Smoky Mountain Bible Institute
(Est. 2009) Lesson #82
Last time we ended at around 180 AD and I said we would make our way up to around 300 AD. Discussing how what we know as the 66 books of the bible how they came together in the first three centuries of Christianity. However, one of your classmates asked a question about the iron age and I remember discussing that topic a few years back so for the sake of time and space we will come back to our time line next year and for now I will re-present to you lesson # 43 from march of 2013 in answer to that question.
To give a thorough treatment of history, we must have a brief discussion of prehistory. I say brief because as a “young earth” creationist, I believe most, if not all, topics of discussion in the bulk of scientific study that would fall under the umbrella of prehistory to be incorrectly dated. However, just because I disagree with most experts on the timing of prehistoric research, does not mean there is not a lot of valuable information to be drawn from that research. So, what we will do in this lesson is see how a young earth creationist can piece together all the great information in the prehistoric realm of study (what is popularly held to be a period from 3.5 million years ago to around 5000 BC when ancient recorded history began), and logically plug that information into the biblical timeline that starts around 4000 BC. I would like to suggest that all that is called prehistory can fit logically into a timeline that starts around 4000 BC and ends around 1500 BC. This proposal will seem ridiculous to some, but in prehistory, all timeline assertions are based for the most part on Carbon 14 dating and other assumptions. I addressed these false assumptions in lessons #21 and #22. To do this, we must first discuss the commonly held timeline for prehistory, and then discuss how that can be applied to a biblical timeline.

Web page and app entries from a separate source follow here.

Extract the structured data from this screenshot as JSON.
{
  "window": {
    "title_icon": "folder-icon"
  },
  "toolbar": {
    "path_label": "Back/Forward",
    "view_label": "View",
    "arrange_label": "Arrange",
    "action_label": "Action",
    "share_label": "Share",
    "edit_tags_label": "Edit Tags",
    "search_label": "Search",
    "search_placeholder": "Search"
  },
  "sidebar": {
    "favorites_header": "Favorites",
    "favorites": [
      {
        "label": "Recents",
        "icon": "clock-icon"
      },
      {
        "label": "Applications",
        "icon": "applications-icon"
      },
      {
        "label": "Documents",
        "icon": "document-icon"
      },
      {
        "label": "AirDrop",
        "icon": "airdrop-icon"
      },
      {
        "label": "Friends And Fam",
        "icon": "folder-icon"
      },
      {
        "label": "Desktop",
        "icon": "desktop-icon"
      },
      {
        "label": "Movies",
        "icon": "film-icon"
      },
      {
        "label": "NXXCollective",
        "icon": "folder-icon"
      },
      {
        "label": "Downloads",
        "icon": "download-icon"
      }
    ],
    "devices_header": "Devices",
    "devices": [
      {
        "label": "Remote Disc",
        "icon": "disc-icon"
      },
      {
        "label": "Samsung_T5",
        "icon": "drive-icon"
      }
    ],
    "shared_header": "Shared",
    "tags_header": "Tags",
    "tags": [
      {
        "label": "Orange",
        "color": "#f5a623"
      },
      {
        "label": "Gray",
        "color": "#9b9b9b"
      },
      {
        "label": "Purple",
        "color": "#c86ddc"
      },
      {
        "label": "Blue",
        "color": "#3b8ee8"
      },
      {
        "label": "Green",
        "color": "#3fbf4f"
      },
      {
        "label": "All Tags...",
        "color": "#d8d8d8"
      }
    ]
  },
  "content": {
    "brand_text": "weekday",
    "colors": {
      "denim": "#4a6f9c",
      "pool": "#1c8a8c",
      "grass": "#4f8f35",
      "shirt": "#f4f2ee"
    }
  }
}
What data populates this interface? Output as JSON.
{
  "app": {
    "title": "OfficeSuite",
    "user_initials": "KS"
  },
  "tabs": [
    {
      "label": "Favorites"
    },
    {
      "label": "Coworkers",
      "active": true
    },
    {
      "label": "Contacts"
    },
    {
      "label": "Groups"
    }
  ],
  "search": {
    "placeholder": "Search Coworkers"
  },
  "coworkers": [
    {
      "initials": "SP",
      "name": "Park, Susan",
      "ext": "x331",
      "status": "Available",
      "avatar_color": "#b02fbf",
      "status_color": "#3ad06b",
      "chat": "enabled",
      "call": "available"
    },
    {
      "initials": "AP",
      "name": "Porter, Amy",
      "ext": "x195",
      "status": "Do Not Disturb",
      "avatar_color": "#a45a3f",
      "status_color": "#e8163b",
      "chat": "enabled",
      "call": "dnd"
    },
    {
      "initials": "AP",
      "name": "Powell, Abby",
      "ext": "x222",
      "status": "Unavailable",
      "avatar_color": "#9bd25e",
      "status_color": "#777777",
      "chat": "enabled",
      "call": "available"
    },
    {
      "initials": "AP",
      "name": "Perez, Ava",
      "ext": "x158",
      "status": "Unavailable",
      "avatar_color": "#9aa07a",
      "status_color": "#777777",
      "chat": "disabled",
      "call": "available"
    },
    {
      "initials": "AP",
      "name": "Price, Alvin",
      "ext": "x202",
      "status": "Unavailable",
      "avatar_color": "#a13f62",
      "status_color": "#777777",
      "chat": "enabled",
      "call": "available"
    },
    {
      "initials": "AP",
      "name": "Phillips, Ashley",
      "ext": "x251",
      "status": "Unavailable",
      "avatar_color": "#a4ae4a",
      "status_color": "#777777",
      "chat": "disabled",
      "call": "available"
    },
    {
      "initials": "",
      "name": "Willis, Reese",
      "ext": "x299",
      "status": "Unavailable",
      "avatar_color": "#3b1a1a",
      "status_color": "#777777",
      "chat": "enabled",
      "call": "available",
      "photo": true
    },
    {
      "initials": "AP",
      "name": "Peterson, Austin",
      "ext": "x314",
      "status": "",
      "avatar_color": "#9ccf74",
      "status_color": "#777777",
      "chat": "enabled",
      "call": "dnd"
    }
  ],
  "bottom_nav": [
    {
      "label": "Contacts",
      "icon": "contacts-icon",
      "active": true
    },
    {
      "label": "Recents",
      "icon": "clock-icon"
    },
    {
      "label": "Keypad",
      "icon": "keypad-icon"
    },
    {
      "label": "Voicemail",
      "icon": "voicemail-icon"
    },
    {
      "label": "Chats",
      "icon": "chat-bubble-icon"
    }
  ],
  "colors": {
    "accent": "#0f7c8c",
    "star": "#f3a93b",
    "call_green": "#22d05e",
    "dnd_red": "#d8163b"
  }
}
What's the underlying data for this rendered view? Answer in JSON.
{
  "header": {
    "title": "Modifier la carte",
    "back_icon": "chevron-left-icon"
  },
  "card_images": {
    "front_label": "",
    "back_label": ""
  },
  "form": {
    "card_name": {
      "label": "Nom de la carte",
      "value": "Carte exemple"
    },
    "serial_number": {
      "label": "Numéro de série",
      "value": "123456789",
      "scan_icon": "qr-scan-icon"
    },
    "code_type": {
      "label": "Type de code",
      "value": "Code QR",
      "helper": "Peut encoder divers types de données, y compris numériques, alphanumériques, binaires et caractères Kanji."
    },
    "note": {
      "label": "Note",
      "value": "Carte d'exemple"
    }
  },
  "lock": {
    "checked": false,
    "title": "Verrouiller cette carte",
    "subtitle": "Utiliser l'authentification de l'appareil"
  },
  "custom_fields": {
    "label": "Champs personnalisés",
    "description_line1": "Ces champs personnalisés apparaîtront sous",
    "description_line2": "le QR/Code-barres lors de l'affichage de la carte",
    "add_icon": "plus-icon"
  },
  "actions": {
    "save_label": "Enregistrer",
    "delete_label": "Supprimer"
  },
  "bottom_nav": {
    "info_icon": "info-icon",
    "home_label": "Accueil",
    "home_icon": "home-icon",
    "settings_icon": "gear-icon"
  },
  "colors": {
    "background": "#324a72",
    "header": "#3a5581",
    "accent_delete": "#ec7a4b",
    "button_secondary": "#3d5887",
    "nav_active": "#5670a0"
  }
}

Prehistory forms the popularly held three-age world view: Stone age 3.5 million to 4500 BC, Bronze age 3750 BC to 300 BC, and Iron age 1300 BC to 400 AD. You will notice some peculiar things about my summary of ages here. First, there are some major overlaps and second, this goes deep into the time of recorded history. This is because I have summarized the entire world’s progression through these ages. Different regions of the world entered and exited these ages at different times. What I have listed here is the earliest entry into an age followed by the latest exit from that age. These ages are determined by when these regions progressed through these technologies (stone, bronze, iron) be it through conquest, commerce, or ingenuity. Prehistory also starts at different times in different places based on the development of written languages which is popularly held to be between 3500 BC and 2500 BC. Ancient history is typically defined as around 3300 BC to 600 AD. To finish things out, the Middle ages is popularly defined as 300 AD to 1500 AD with the Renaissance starting around 1350 AD, and the modern period beginning as early as 1450 AD. Again, you will see overlaps due to different regions entering and exiting these ages at different times. As you can see in a discussion of world history, a simple question of where to begin can be a bit complicated.
I propose that all the prehistoric scientific dates listed above are simply misdated and can logically be placed in a biblical prehistoric time of 4000 BC to 1500 BC. During this biblical period of prehistory, the world was created around 4000 BC, plus or minus no more than 50 years. The world was populated to about 25 billion in the first 1650 years. Then the world was destroyed in a flood around 2350 BC reducing the population to 8 and covering the earth with a large fossil layer and causing what remained of pre-flood civilization to be hard to date and analyze because of the vast geographic and geological changes that took place. In the 700 years that followed the flood, large ice caps formed and receded (see lesson #35).
From a biblical perspective, the oldest written words are found in the book of Job from around 2000 BC. The next books in line are the Pentateuch, the first five books of the Bible written by Moses from 1446 BC to 1406 BC during the 40 years of wandering in the wilderness. While we can have an intelligent debate on when history began, you would be hard pressed to find any written historical accounts that talk about events that predate 4000 BC because they do not exist. This means that all discussion of prehistory must depend on areas of research outside the realm of written history. When it comes to written history, the most dependable is the written account of a firsthand witness. What we have in Genesis, chapters 1 through 11, is the first-hand account of the Creator given directly to Moses for him to record in the Hebrew language some 3400 years ago. So, there is a basic representation of Lesson #43 and next month we will resume our time line walk and probubly end up at around 300 AD. And a brief discussion on the canonization of scripture. Full plate for January.
Till next month Pastor Portier